We’ve all done it. When we’re desperate to hit quota, pining for that extra boost in our paycheck, or just completely out of ideas about how to re-connect with a prospect …
We send that dreadful “Just Checking In” email that means … absolutely nothing.
It usually looks something like this …
Sales reps use this “just checking-in” email because we’re selfish.
We don’t have a call booked, and so we’re trying to re-ignite the flame. Our selfish desire to get a call booked doesn’t add value to the prospect. It doesn’t speak to the prospect’s needs. It just focuses on what we as sales reps want.
The reality is that this email simply sucks.
Of course, every sales rep has their own strategy for making sales emails work. But from where I see it, these traditional checking-in emails should be completely re-thought.
I see three key ways to drastically improve check-in emails.
- Google Alerts: Set a custom Google Alert for your prospect’s company name, competition, and industry keywords.

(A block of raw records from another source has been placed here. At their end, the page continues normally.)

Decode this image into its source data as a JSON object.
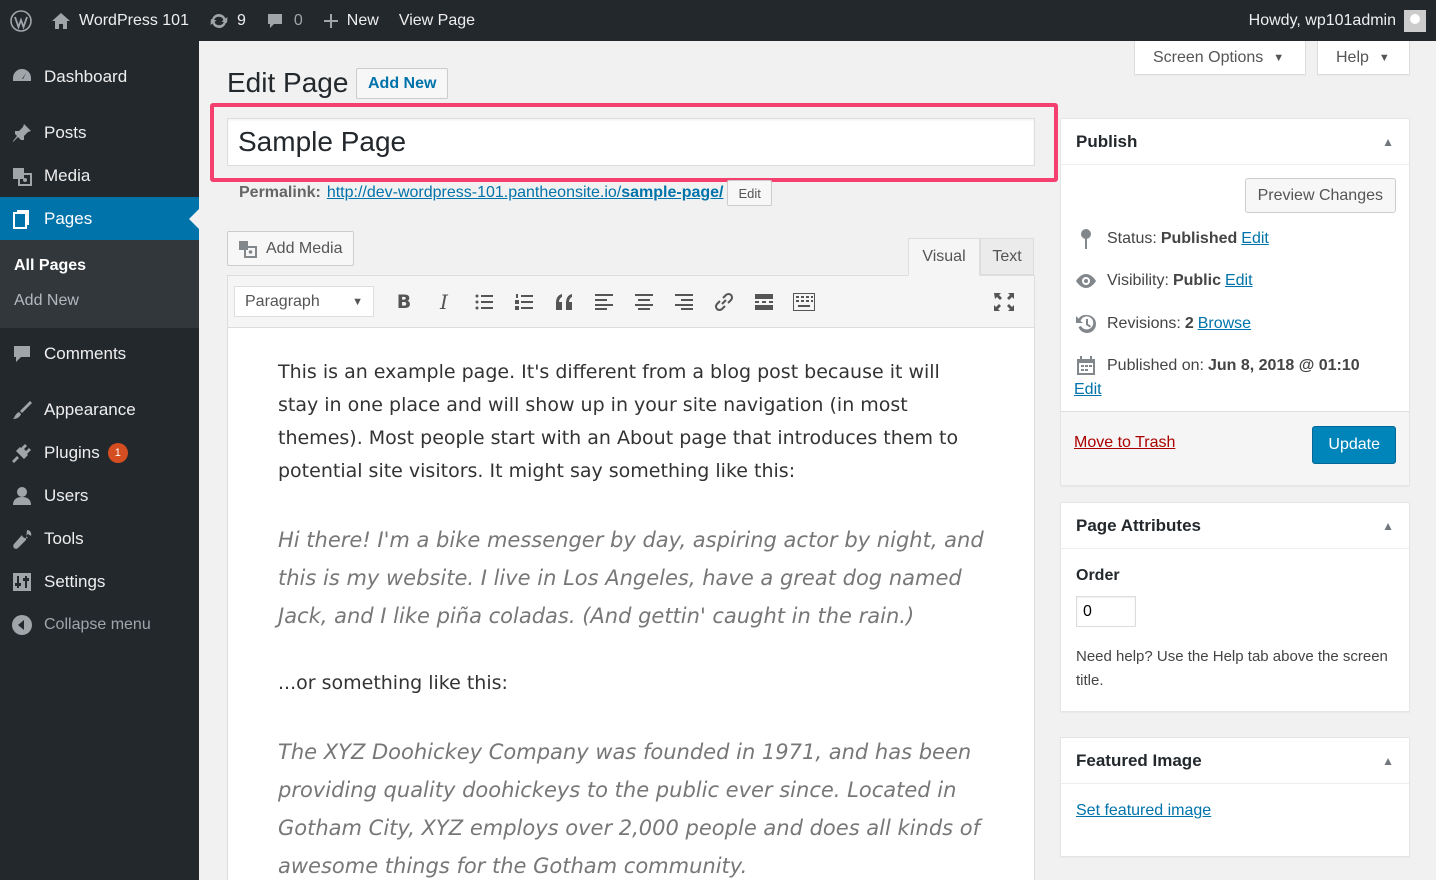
{
  "adminbar": {
    "site_name": "WordPress 101",
    "updates_count": "9",
    "comments_count": "0",
    "new_label": "New",
    "view_label": "View Page",
    "howdy": "Howdy, wp101admin"
  },
  "sidebar": {
    "items": [
      {
        "label": "Dashboard"
      },
      {
        "label": "Posts"
      },
      {
        "label": "Media"
      },
      {
        "label": "Pages"
      },
      {
        "label": "Comments"
      },
      {
        "label": "Appearance"
      },
      {
        "label": "Plugins",
        "badge": "1"
      },
      {
        "label": "Users"
      },
      {
        "label": "Tools"
      },
      {
        "label": "Settings"
      }
    ],
    "submenu": [
      "All Pages",
      "Add New"
    ],
    "collapse_label": "Collapse menu"
  },
  "screen_tabs": {
    "screen_options": "Screen Options",
    "help": "Help"
  },
  "page": {
    "heading": "Edit Page",
    "add_new": "Add New",
    "title_value": "Sample Page",
    "permalink_label": "Permalink:",
    "permalink_base": "http://dev-wordpress-101.pantheonsite.io/",
    "permalink_slug": "sample-page/",
    "permalink_edit": "Edit"
  },
  "editor": {
    "add_media": "Add Media",
    "tab_visual": "Visual",
    "tab_text": "Text",
    "format": "Paragraph",
    "content": {
      "p1": "This is an example page. It's different from a blog post because it will stay in one place and will show up in your site navigation (in most themes). Most people start with an About page that introduces them to potential site visitors. It might say something like this:",
      "quote1": "Hi there! I'm a bike messenger by day, aspiring actor by night, and this is my website. I live in Los Angeles, have a great dog named Jack, and I like piña coladas. (And gettin' caught in the rain.)",
      "p2": "...or something like this:",
      "quote2": "The XYZ Doohickey Company was founded in 1971, and has been providing quality doohickeys to the public ever since. Located in Gotham City, XYZ employs over 2,000 people and does all kinds of awesome things for the Gotham community."
    }
  },
  "publish": {
    "title": "Publish",
    "preview": "Preview Changes",
    "status_label": "Status:",
    "status_value": "Published",
    "visibility_label": "Visibility:",
    "visibility_value": "Public",
    "revisions_label": "Revisions:",
    "revisions_value": "2",
    "browse": "Browse",
    "published_label": "Published on:",
    "published_value": "Jun 8, 2018 @ 01:10",
    "edit": "Edit",
    "trash": "Move to Trash",
    "update": "Update"
  },
  "page_attributes": {
    "title": "Page Attributes",
    "order_label": "Order",
    "order_value": "0",
    "help": "Need help? Use the Help tab above the screen title."
  },
  "featured_image": {
    "title": "Featured Image",
    "link": "Set featured image"
  },
  "colors": {
    "adminbar_bg": "#23282d",
    "accent": "#0073aa",
    "highlight": "#f43f6f",
    "update_button": "#0085ba",
    "trash": "#aa0000"
  }
}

That way, Google will search the web and instantly email alert you when new content on the web matches your search. You can then use this trigger event to customize your with a focus on the actual prospect.
- LinkedIn Groups: Find a LinkedIn Group that discusses the industry your prospect is a part of. You’ll find niche groups sharing niche content for your prospect’s niche industry. That provides you with an actual reason to follow up with your prospect.
- Email Engagement Notifications: Rather than checking-in arbitrarily, . That way, if you see a prospect you talked to three weeks ago is suddenly clicking on the resources you sent, you can follow up with additional information relevant to what they’re clicking on.
(Not a fan of any of these? Check out our 23.)
Let’s take a look at a revamped “Just Checking-In” email that takes these ideas into account.
That looks ten times better to me. Since I always share this strategy with the new folks who join our sales team, figured I’d share it here. If you give it a try, let me know how it works for you.
Editor’s note: This post was originally published in June 2014 and has been updated for comprehensiveness and accuracy.